The CDC tacks on the R—when the idea of rehabilitation in an environment structured to inspire fear is ridiculous. The questions Assemblywoman Holly Mitchell raised about the arbitrary nature of CDCR policies as relates to SHU inmates were on point and showed how out of control this California department is. At the rally when I spoke to the Assemblyman he said he was determined to host other such conversations, like one already on the death penalty. He said, he didn’t think there were two sides and that he wanted to shine some light on the subject and get people to start discussing this issue and coming up with remedies that (legislators) could push forward. He said he didn’t “want to be stonewalled too much—I understand things move a little slowly but I don’t want to be put off, so I plan to have other hearings, report back hearings (addressing) any commitment to change from the CDCR. We are looking at this (Hearing) as the very first step.”
Ammiano legislative policy supporters Skinner and Mitchell and Hagman gave strong comments and asked tough questions of Scott Kernan. We hope this hearing touched as the Chair said, the compassionate side of people in the room with the hope that change is not up to CDCR (smile). We also hope the next hearing is at Pelican Bay in Crescent City.
To stay abreast of Pelican Bay news check out: http://prisonerhungerstrikesolidarity.wordpress.com and also check out several special shows on Wanda's Picks radio featuring Dorsey Nunn along with a mother, Dolores Canales whose son is in the SHU, Elder Freeman, Manuel La Fontaine, Linda Evans and Deirdre Wilson. Linda was the emcee at the rally August 23. Another recent interview is with LSPC attorney Carol Strickman: www.wandaspicks.asmnetwork.org

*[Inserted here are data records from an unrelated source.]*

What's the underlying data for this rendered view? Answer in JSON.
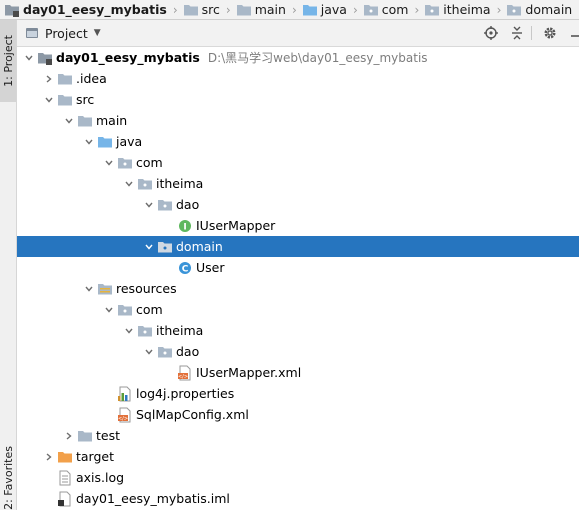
{
  "breadcrumb": [
    {
      "label": "day01_eesy_mybatis",
      "icon": "module-folder-icon"
    },
    {
      "label": "src",
      "icon": "folder-icon"
    },
    {
      "label": "main",
      "icon": "folder-icon"
    },
    {
      "label": "java",
      "icon": "source-folder-icon"
    },
    {
      "label": "com",
      "icon": "package-icon"
    },
    {
      "label": "itheima",
      "icon": "package-icon"
    },
    {
      "label": "domain",
      "icon": "package-icon"
    }
  ],
  "sidebar": {
    "project_tab": "1: Project",
    "favorites_tab": "2: Favorites"
  },
  "toolwindow": {
    "title": "Project",
    "buttons": [
      "locate-icon",
      "collapse-all-icon",
      "gear-icon",
      "hide-icon"
    ]
  },
  "tree": [
    {
      "label": "day01_eesy_mybatis",
      "path": "D:\\黑马学习web\\day01_eesy_mybatis",
      "icon": "module-folder-icon",
      "arrow": "down",
      "bold": true
    },
    {
      "label": ".idea",
      "icon": "folder-icon",
      "arrow": "right"
    },
    {
      "label": "src",
      "icon": "folder-icon",
      "arrow": "down"
    },
    {
      "label": "main",
      "icon": "folder-icon",
      "arrow": "down"
    },
    {
      "label": "java",
      "icon": "source-folder-icon",
      "arrow": "down"
    },
    {
      "label": "com",
      "icon": "package-icon",
      "arrow": "down"
    },
    {
      "label": "itheima",
      "icon": "package-icon",
      "arrow": "down"
    },
    {
      "label": "dao",
      "icon": "package-icon",
      "arrow": "down"
    },
    {
      "label": "IUserMapper",
      "icon": "interface-icon",
      "arrow": "none"
    },
    {
      "label": "domain",
      "icon": "package-icon",
      "arrow": "down",
      "selected": true
    },
    {
      "label": "User",
      "icon": "class-icon",
      "arrow": "none"
    },
    {
      "label": "resources",
      "icon": "resources-folder-icon",
      "arrow": "down"
    },
    {
      "label": "com",
      "icon": "package-icon",
      "arrow": "down"
    },
    {
      "label": "itheima",
      "icon": "package-icon",
      "arrow": "down"
    },
    {
      "label": "dao",
      "icon": "package-icon",
      "arrow": "down"
    },
    {
      "label": "IUserMapper.xml",
      "icon": "xml-file-icon",
      "arrow": "none"
    },
    {
      "label": "log4j.properties",
      "icon": "properties-file-icon",
      "arrow": "none"
    },
    {
      "label": "SqlMapConfig.xml",
      "icon": "xml-file-icon",
      "arrow": "none"
    },
    {
      "label": "test",
      "icon": "folder-icon",
      "arrow": "right"
    },
    {
      "label": "target",
      "icon": "excluded-folder-icon",
      "arrow": "right"
    },
    {
      "label": "axis.log",
      "icon": "text-file-icon",
      "arrow": "none"
    },
    {
      "label": "day01_eesy_mybatis.iml",
      "icon": "iml-file-icon",
      "arrow": "none"
    }
  ],
  "colors": {
    "selection": "#2675bf",
    "folder": "#a9b8c8",
    "source_folder": "#76b5e8",
    "excluded_folder": "#f2a04a",
    "interface": "#5fb85f",
    "class": "#3a94d8"
  }
}
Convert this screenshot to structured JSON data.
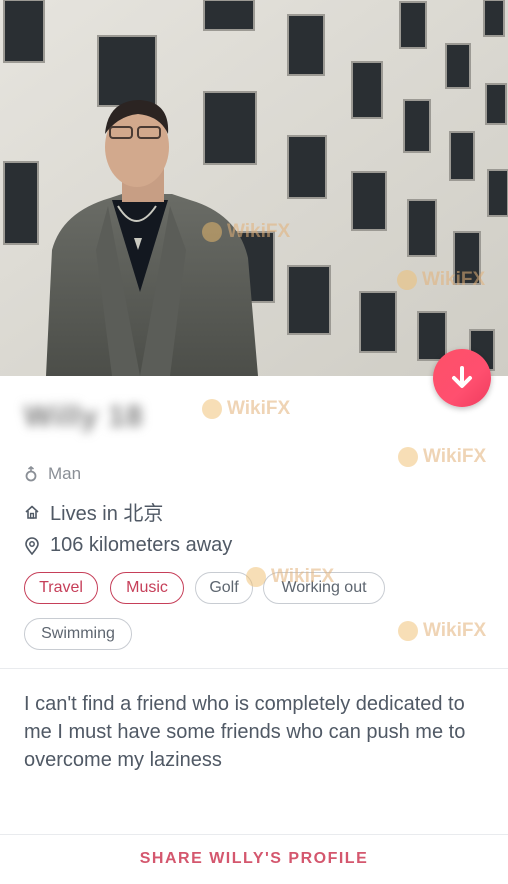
{
  "profile": {
    "name": "Willy 18",
    "gender": "Man",
    "lives_in": "Lives in 北京",
    "distance": "106 kilometers away",
    "bio": "I can't find a friend who is completely dedicated to me I must have some friends who can push me to overcome my laziness",
    "share_label": "SHARE WILLY'S PROFILE"
  },
  "interests": [
    {
      "label": "Travel",
      "shared": true
    },
    {
      "label": "Music",
      "shared": true
    },
    {
      "label": "Golf",
      "shared": false
    },
    {
      "label": "Working out",
      "shared": false
    },
    {
      "label": "Swimming",
      "shared": false
    }
  ],
  "watermark": "WikiFX",
  "icons": {
    "fab": "arrow-down-icon",
    "gender": "gender-icon",
    "home": "home-icon",
    "location": "location-pin-icon"
  },
  "colors": {
    "accent": "#fd5068",
    "chip_active": "#c63f59",
    "share": "#d4576e",
    "text": "#505965"
  }
}
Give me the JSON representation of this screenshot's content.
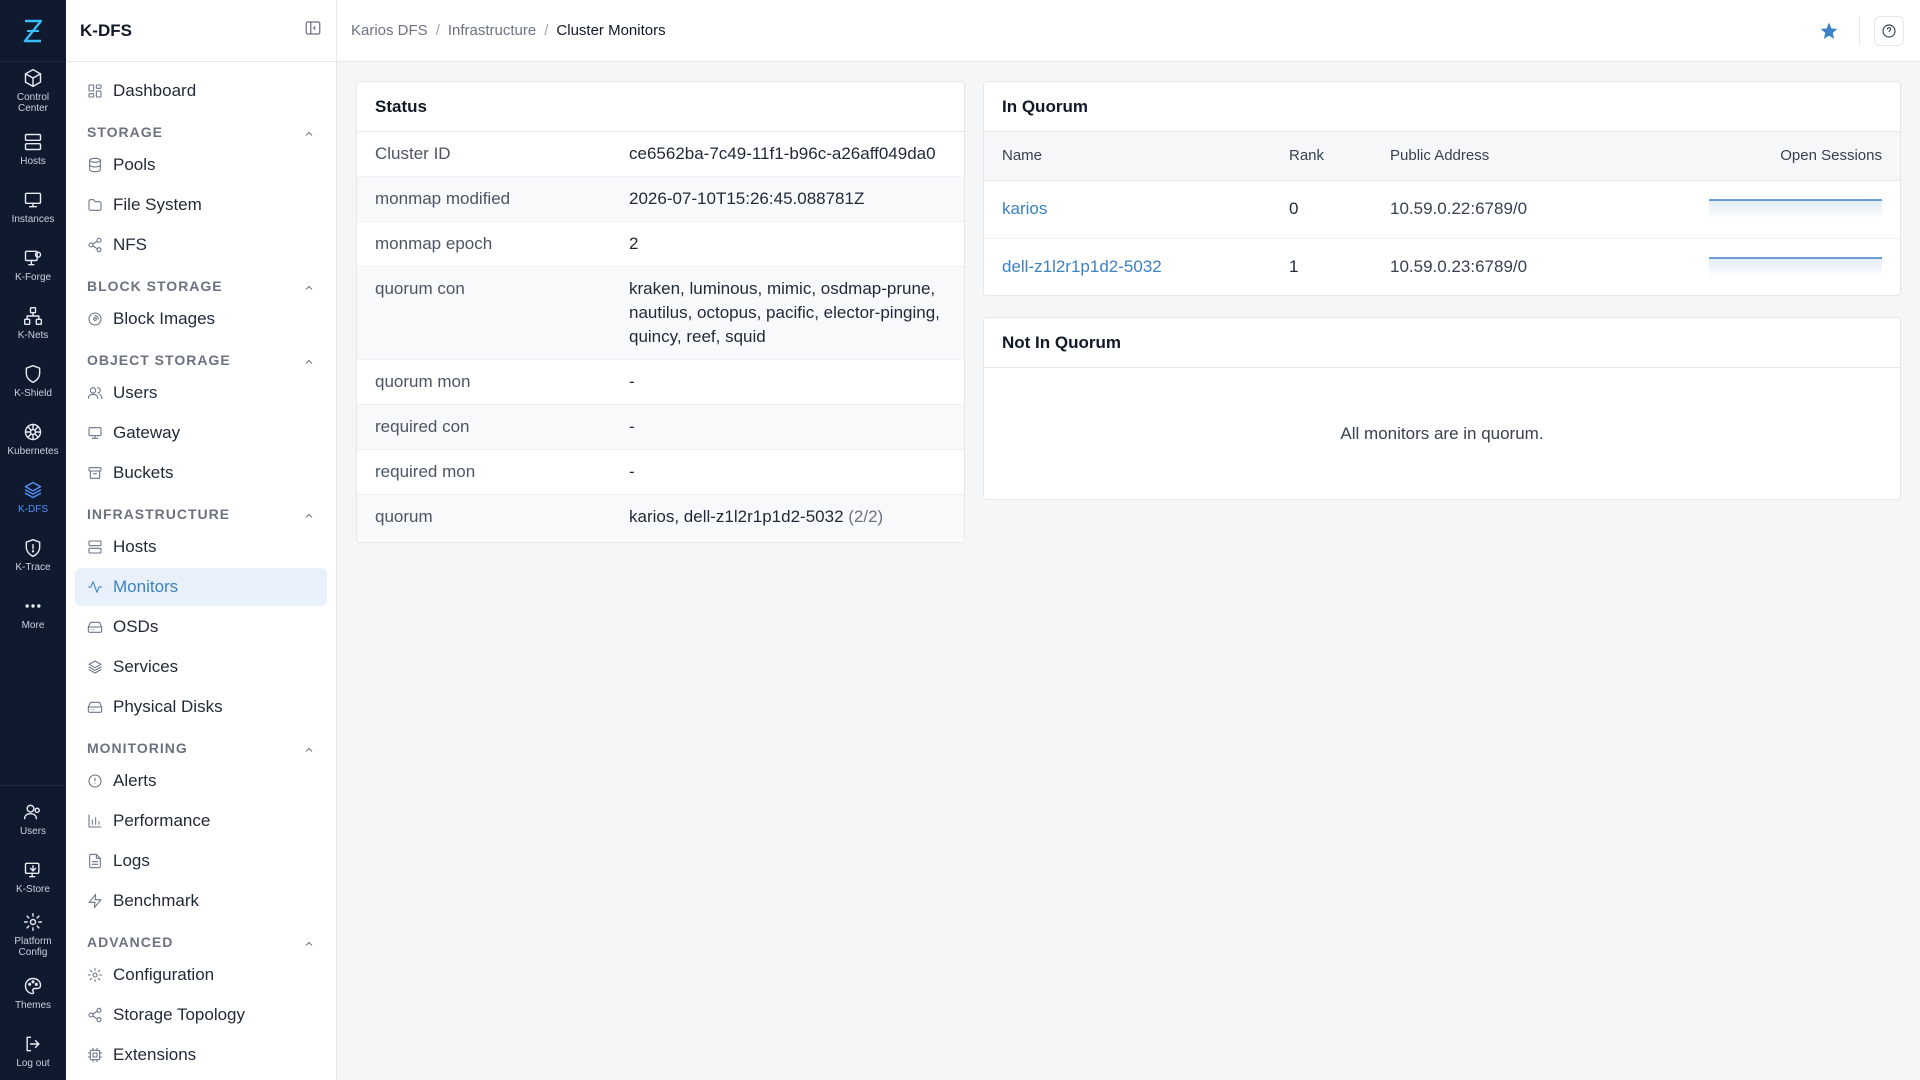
{
  "rail": {
    "items": [
      {
        "label": "Control\nCenter",
        "icon": "cube-icon"
      },
      {
        "label": "Hosts",
        "icon": "server-icon"
      },
      {
        "label": "Instances",
        "icon": "monitor-icon"
      },
      {
        "label": "K-Forge",
        "icon": "forge-icon"
      },
      {
        "label": "K-Nets",
        "icon": "network-icon"
      },
      {
        "label": "K-Shield",
        "icon": "shield-icon"
      },
      {
        "label": "Kubernetes",
        "icon": "helm-icon"
      },
      {
        "label": "K-DFS",
        "icon": "layers-icon"
      },
      {
        "label": "K-Trace",
        "icon": "trace-icon"
      },
      {
        "label": "More",
        "icon": "more-icon"
      }
    ],
    "bottom": [
      {
        "label": "Users",
        "icon": "users-icon"
      },
      {
        "label": "K-Store",
        "icon": "store-icon"
      },
      {
        "label": "Platform\nConfig",
        "icon": "gear-icon"
      },
      {
        "label": "Themes",
        "icon": "palette-icon"
      },
      {
        "label": "Log out",
        "icon": "logout-icon"
      }
    ]
  },
  "sidebar": {
    "title": "K-DFS",
    "dashboard": "Dashboard",
    "sections": {
      "storage": {
        "label": "STORAGE",
        "items": [
          "Pools",
          "File System",
          "NFS"
        ]
      },
      "block": {
        "label": "BLOCK STORAGE",
        "items": [
          "Block Images"
        ]
      },
      "object": {
        "label": "OBJECT STORAGE",
        "items": [
          "Users",
          "Gateway",
          "Buckets"
        ]
      },
      "infra": {
        "label": "INFRASTRUCTURE",
        "items": [
          "Hosts",
          "Monitors",
          "OSDs",
          "Services",
          "Physical Disks"
        ]
      },
      "monitoring": {
        "label": "MONITORING",
        "items": [
          "Alerts",
          "Performance",
          "Logs",
          "Benchmark"
        ]
      },
      "advanced": {
        "label": "ADVANCED",
        "items": [
          "Configuration",
          "Storage Topology",
          "Extensions"
        ]
      }
    }
  },
  "breadcrumb": {
    "root": "Karios DFS",
    "middle": "Infrastructure",
    "current": "Cluster Monitors",
    "sep": "/"
  },
  "status": {
    "title": "Status",
    "rows": [
      {
        "key": "Cluster ID",
        "value": "ce6562ba-7c49-11f1-b96c-a26aff049da0"
      },
      {
        "key": "monmap modified",
        "value": "2026-07-10T15:26:45.088781Z"
      },
      {
        "key": "monmap epoch",
        "value": "2"
      },
      {
        "key": "quorum con",
        "value": "kraken, luminous, mimic, osdmap-prune, nautilus, octopus, pacific, elector-pinging, quincy, reef, squid"
      },
      {
        "key": "quorum mon",
        "value": "-"
      },
      {
        "key": "required con",
        "value": "-"
      },
      {
        "key": "required mon",
        "value": "-"
      },
      {
        "key": "quorum",
        "value": "karios, dell-z1l2r1p1d2-5032",
        "suffix": "(2/2)"
      }
    ]
  },
  "in_quorum": {
    "title": "In Quorum",
    "columns": [
      "Name",
      "Rank",
      "Public Address",
      "Open Sessions"
    ],
    "rows": [
      {
        "name": "karios",
        "rank": "0",
        "address": "10.59.0.22:6789/0"
      },
      {
        "name": "dell-z1l2r1p1d2-5032",
        "rank": "1",
        "address": "10.59.0.23:6789/0"
      }
    ]
  },
  "not_in_quorum": {
    "title": "Not In Quorum",
    "empty": "All monitors are in quorum."
  },
  "colors": {
    "accent": "#3b82c4",
    "rail_bg": "#0f1a2e",
    "rail_active": "#4f8ff7"
  }
}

Wednesday morning, 6:30-8:30 AM will be a broadcast of the public comment portion of the Hearings on Wanda's Picks Radio.